Heuchera micrantha var. diversifolia 'Absi' BRESSINGHAM BRONZE
Common Name: coral bells 
Type: Herbaceous perennial
Family: Saxifragaceae
Zone: 4 to 9
Height: 1.00 to 2.00 feet
Spread: 1.00 to 1.50 feet
Bloom Time: June to August
Bloom Description: White
Sun: Full sun to part shade
Water: Medium
Maintenance: Medium
Flower: Showy
Leaf: Colorful


Best grown in organically rich, humusy, medium moisture, well-drained soils in full sun to part shade. Performs well in full sun in the north, but prefers some shade (particularly in the heat of the afternoon) in the south. In the St. Louis area, best foliage color may occur in sun dappled areas or sunny spots with some afternoon shade. Scorch and general foliage decline usually occur if soils are allowed to dry out. If grown in full sun, consistent moisture is particularly important. Remove stems of faded flowers to encourage additional bloom. Foliage is essentially evergreen in warm winter climates, but the amount of retained foliage color in cold winter climates such as St. Louis depends in large part upon the severity of the temperatures. In cold winter climates, a winter mulch applied after the ground freezes will help prevent root heaving. Divide clumps in spring every 3-4 years.

Noteworthy Characteristics

BRESSINGHAM BRONZE is a clump-forming, coral bells cultivar that features dark, metallic bronze foliage with contrasting white summer flowers. It most closely resembles H. micrantha var. diversifolia 'Purple Palace', but is primarily distinguished therefrom by having larger, stronger-ribbed leaves that are a deeper purple-bronze. Foliage typically forms a basal mound to 12-20" tall and as wide. Foliage typically retains good color throughout the growing season. Tiny, bell-shaped, white flowers borne in open, airy panicles appear in summer on slender, wiry stems rising above the foliage mound to as much as 28" tall. BRESSINGHAM BRONZE was discovered by Blooms of Bressingham in 1986 and was subsequently introduced under the cultivar name of 'Absi'. U. S. Plant Patent PP08,858 was issued on August 9, 1994.


No serious insect or disease problems. Frost heaving of roots may occur when winter temperatures fluctuate widely. Good resistance to powdery mildew.

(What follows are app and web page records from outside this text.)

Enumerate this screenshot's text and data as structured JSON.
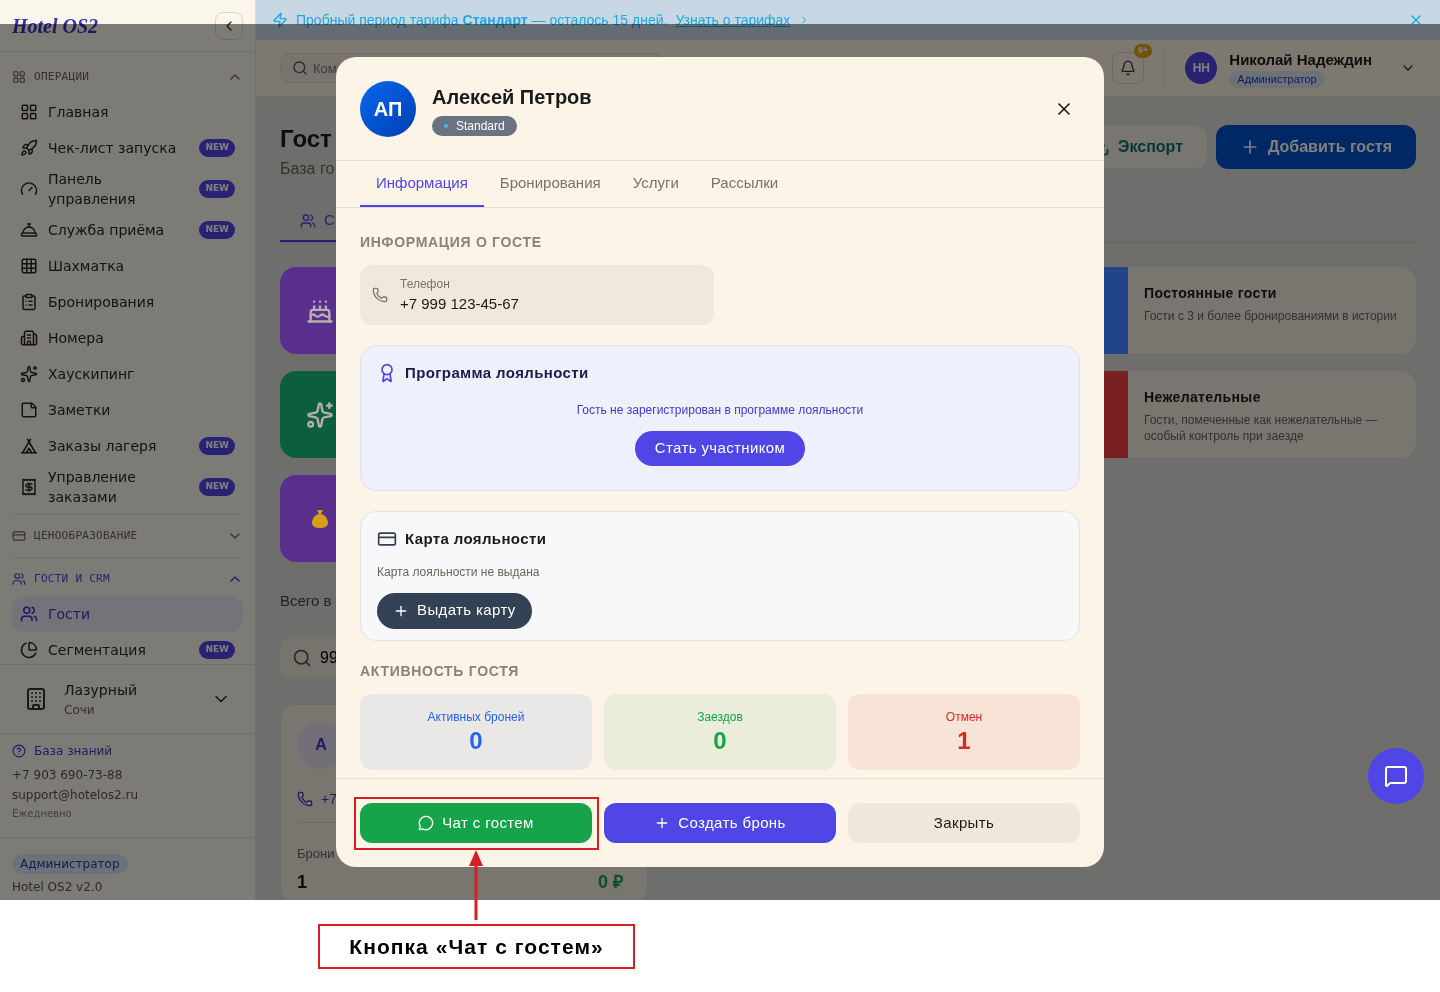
{
  "banner": {
    "text": "Пробный период тарифа **Стандарт** — осталось 15 дней.",
    "link": "Узнать о тарифах"
  },
  "sidebar": {
    "logo": "Hotel OS2",
    "sections": [
      {
        "title": "ОПЕРАЦИИ",
        "expanded": true,
        "items": [
          {
            "label": "Главная",
            "selected": false
          },
          {
            "label": "Чек-лист запуска",
            "badge": "NEW",
            "selected": false
          },
          {
            "label": "Панель управления",
            "badge": "NEW",
            "selected": false
          },
          {
            "label": "Служба приёма",
            "badge": "NEW",
            "selected": false
          },
          {
            "label": "Шахматка",
            "selected": false
          },
          {
            "label": "Бронирования",
            "selected": false
          },
          {
            "label": "Номера",
            "selected": false
          },
          {
            "label": "Хаускипинг",
            "selected": false
          },
          {
            "label": "Заметки",
            "selected": false
          },
          {
            "label": "Заказы лагеря",
            "badge": "NEW",
            "selected": false
          },
          {
            "label": "Управление заказами",
            "badge": "NEW",
            "selected": false
          }
        ]
      },
      {
        "title": "ЦЕНООБРАЗОВАНИЕ",
        "expanded": false
      },
      {
        "title": "ГОСТИ И CRM",
        "expanded": true,
        "items": [
          {
            "label": "Гости",
            "selected": true
          },
          {
            "label": "Сегментация",
            "badge": "NEW",
            "selected": false
          }
        ]
      }
    ],
    "hotel": {
      "name": "Лазурный",
      "city": "Сочи"
    },
    "help": {
      "link": "База знаний",
      "phone": "+7 903 690-73-88",
      "email": "support@hotelos2.ru",
      "hours": "Ежедневно"
    },
    "footer": {
      "role": "Администратор",
      "version": "Hotel OS2 v2.0"
    }
  },
  "topbar": {
    "search_placeholder": "Ком",
    "notifications": "9+",
    "user": {
      "initials": "НН",
      "name": "Николай Надеждин",
      "role": "Администратор"
    }
  },
  "page": {
    "title": "Гост",
    "subtitle": "База го",
    "tab": {
      "label": "С",
      "selected": true
    },
    "buttons": [
      {
        "kind": "export",
        "label": "Экспорт"
      },
      {
        "kind": "add",
        "label": "Добавить гостя"
      }
    ],
    "segment_tiles": [
      {
        "color": "#5a2e8c"
      },
      {
        "color": "#0b5e3e"
      },
      {
        "color": "#5a2e8c"
      }
    ],
    "segment_cards": [
      {
        "color": "#21448a",
        "title": "Постоянные гости",
        "description": "Гости с 3 и более бронированиями в истории"
      },
      {
        "color": "#7a1f22",
        "title": "Нежелательные",
        "description": "Гости, помеченные как нежелательные — особый контроль при заезде"
      }
    ],
    "total": "Всего в",
    "search_value": "99",
    "guest": {
      "initial": "А",
      "phone": "+7",
      "bookings_label": "Брони",
      "bookings": "1",
      "amount": "0 ₽"
    }
  },
  "modal": {
    "initials": "АП",
    "name": "Алексей Петров",
    "tier": "Standard",
    "tabs": [
      {
        "label": "Информация",
        "selected": true
      },
      {
        "label": "Бронирования",
        "selected": false
      },
      {
        "label": "Услуги",
        "selected": false
      },
      {
        "label": "Рассылки",
        "selected": false
      }
    ],
    "info_heading": "ИНФОРМАЦИЯ О ГОСТЕ",
    "phone": {
      "label": "Телефон",
      "value": "+7 999 123-45-67"
    },
    "loyalty_program": {
      "title": "Программа лояльности",
      "message": "Гость не зарегистрирован в программе лояльности",
      "button": "Стать участником"
    },
    "loyalty_card": {
      "title": "Карта лояльности",
      "message": "Карта лояльности не выдана",
      "button": "Выдать карту"
    },
    "activity_heading": "АКТИВНОСТЬ ГОСТЯ",
    "stats": [
      {
        "label": "Активных броней",
        "value": "0",
        "color": "#2563eb"
      },
      {
        "label": "Заездов",
        "value": "0",
        "color": "#16a34a"
      },
      {
        "label": "Отмен",
        "value": "1",
        "color": "#dc2626"
      }
    ],
    "actions": [
      {
        "kind": "chat",
        "label": "Чат с гостем"
      },
      {
        "kind": "create",
        "label": "Создать бронь"
      },
      {
        "kind": "close",
        "label": "Закрыть"
      }
    ]
  },
  "annotation": {
    "label": "Кнопка «Чат с гостем»"
  }
}
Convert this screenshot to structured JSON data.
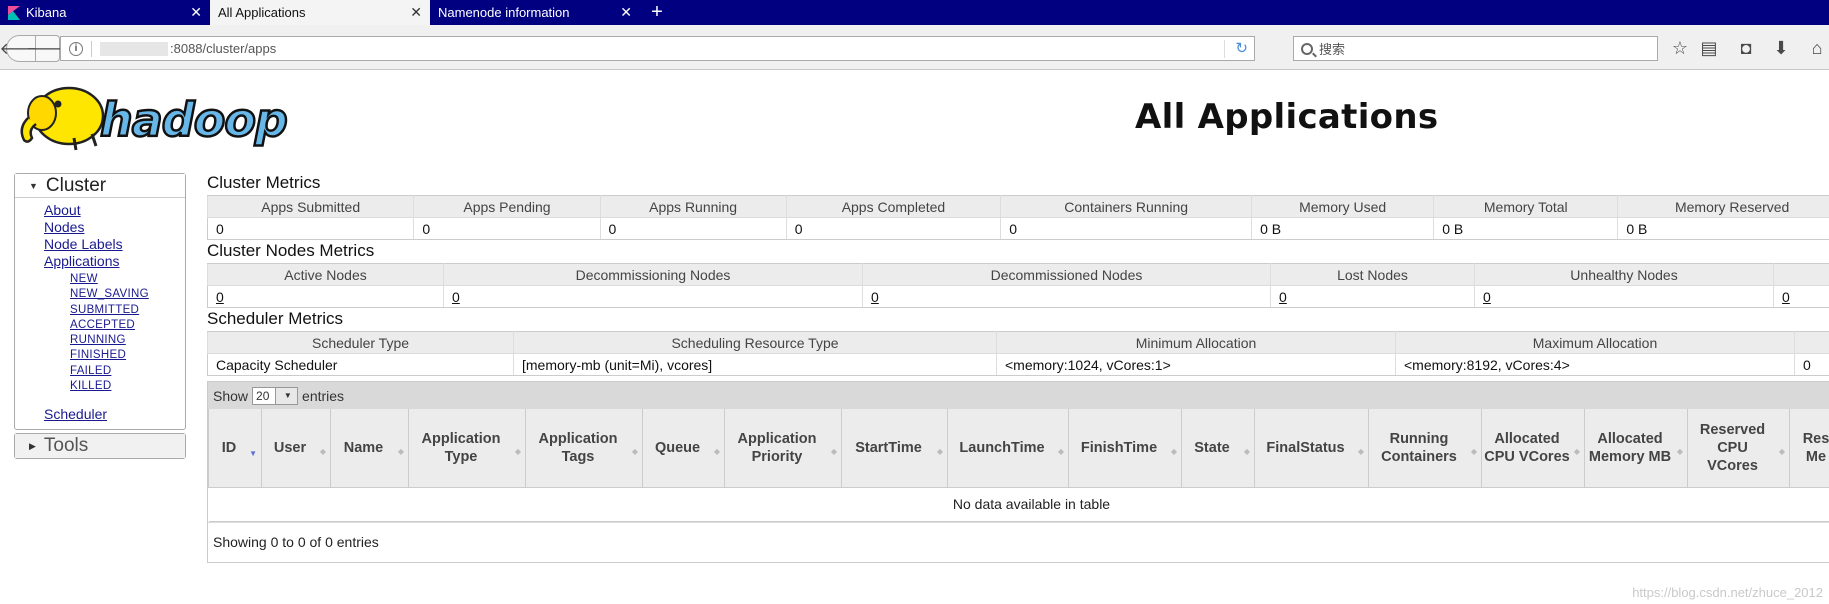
{
  "browser": {
    "tabs": [
      {
        "label": "Kibana",
        "active": false
      },
      {
        "label": "All Applications",
        "active": true
      },
      {
        "label": "Namenode information",
        "active": false
      }
    ],
    "new_tab": "+",
    "url": ":8088/cluster/apps",
    "search_placeholder": "搜索"
  },
  "page": {
    "title": "All Applications",
    "logo_text": "hadoop"
  },
  "nav": {
    "cluster_label": "Cluster",
    "items": [
      {
        "label": "About"
      },
      {
        "label": "Nodes"
      },
      {
        "label": "Node Labels"
      },
      {
        "label": "Applications"
      }
    ],
    "app_states": [
      "NEW",
      "NEW_SAVING",
      "SUBMITTED",
      "ACCEPTED",
      "RUNNING",
      "FINISHED",
      "FAILED",
      "KILLED"
    ],
    "scheduler_label": "Scheduler",
    "tools_label": "Tools"
  },
  "cluster_metrics": {
    "title": "Cluster Metrics",
    "headers": [
      "Apps Submitted",
      "Apps Pending",
      "Apps Running",
      "Apps Completed",
      "Containers Running",
      "Memory Used",
      "Memory Total",
      "Memory Reserved"
    ],
    "values": [
      "0",
      "0",
      "0",
      "0",
      "0",
      "0 B",
      "0 B",
      "0 B"
    ]
  },
  "node_metrics": {
    "title": "Cluster Nodes Metrics",
    "headers": [
      "Active Nodes",
      "Decommissioning Nodes",
      "Decommissioned Nodes",
      "Lost Nodes",
      "Unhealthy Nodes",
      ""
    ],
    "values": [
      "0",
      "0",
      "0",
      "0",
      "0",
      "0"
    ]
  },
  "scheduler_metrics": {
    "title": "Scheduler Metrics",
    "headers": [
      "Scheduler Type",
      "Scheduling Resource Type",
      "Minimum Allocation",
      "Maximum Allocation",
      ""
    ],
    "values": [
      "Capacity Scheduler",
      "[memory-mb (unit=Mi), vcores]",
      "<memory:1024, vCores:1>",
      "<memory:8192, vCores:4>",
      "0"
    ]
  },
  "apps_table": {
    "show_label": "Show",
    "page_length": "20",
    "entries_label": "entries",
    "columns": [
      "ID",
      "User",
      "Name",
      "Application Type",
      "Application Tags",
      "Queue",
      "Application Priority",
      "StartTime",
      "LaunchTime",
      "FinishTime",
      "State",
      "FinalStatus",
      "Running Containers",
      "Allocated CPU VCores",
      "Allocated Memory MB",
      "Reserved CPU VCores",
      "Res Me"
    ],
    "empty_message": "No data available in table",
    "info": "Showing 0 to 0 of 0 entries"
  },
  "watermark": "https://blog.csdn.net/zhuce_2012"
}
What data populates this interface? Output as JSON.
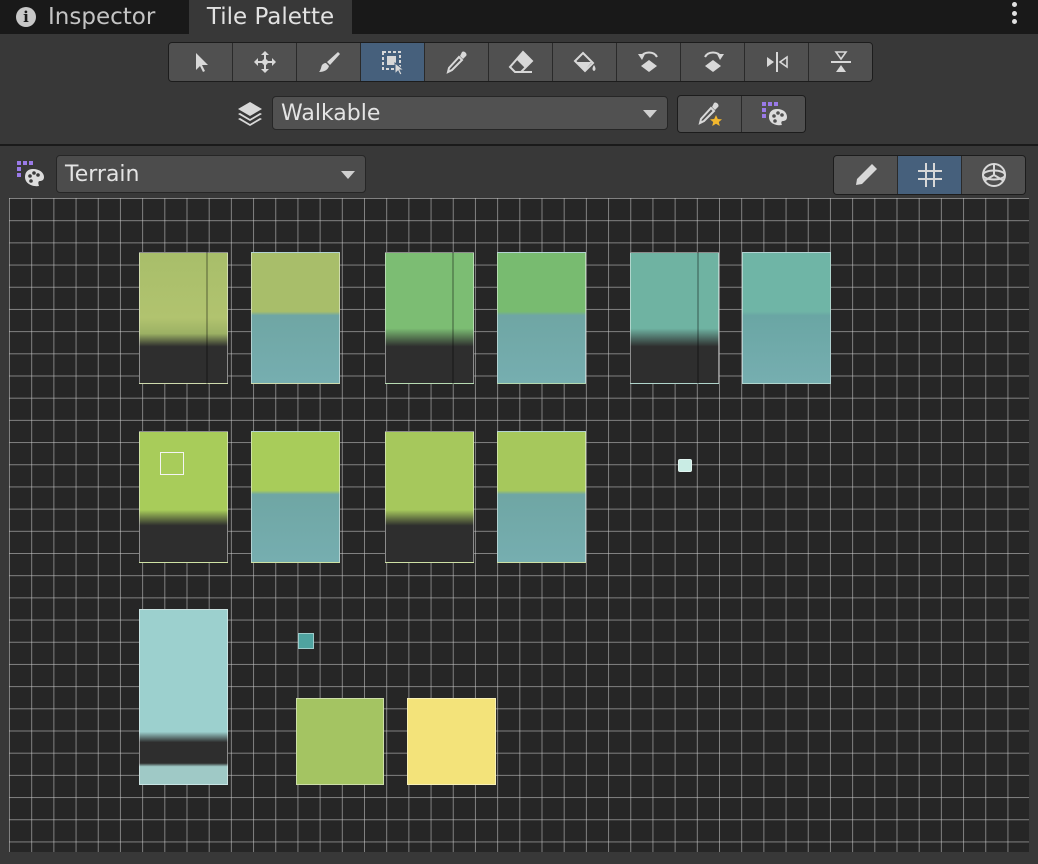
{
  "tabs": {
    "inspector_label": "Inspector",
    "tile_palette_label": "Tile Palette"
  },
  "tools": [
    {
      "name": "select-tool",
      "icon": "arrow-pointer-icon",
      "active": false
    },
    {
      "name": "move-tool",
      "icon": "move-arrows-icon",
      "active": false
    },
    {
      "name": "paint-tool",
      "icon": "paintbrush-icon",
      "active": false
    },
    {
      "name": "box-fill-tool",
      "icon": "box-fill-icon",
      "active": true
    },
    {
      "name": "pick-tool",
      "icon": "eyedropper-icon",
      "active": false
    },
    {
      "name": "erase-tool",
      "icon": "eraser-icon",
      "active": false
    },
    {
      "name": "flood-fill-tool",
      "icon": "paint-bucket-icon",
      "active": false
    },
    {
      "name": "rotate-ccw-tool",
      "icon": "rotate-ccw-icon",
      "active": false
    },
    {
      "name": "rotate-cw-tool",
      "icon": "rotate-cw-icon",
      "active": false
    },
    {
      "name": "flip-x-tool",
      "icon": "flip-horizontal-icon",
      "active": false
    },
    {
      "name": "flip-y-tool",
      "icon": "flip-vertical-icon",
      "active": false
    }
  ],
  "active_tilemap": {
    "value": "Walkable",
    "icon": "layers-icon"
  },
  "palette": {
    "value": "Terrain",
    "icon": "palette-icon"
  },
  "accent_color": "#46607c"
}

Mass as a ground cover or plant in groups. Rock gardens, borders and open woodland gardens. Effective as an edger along paths or walkways.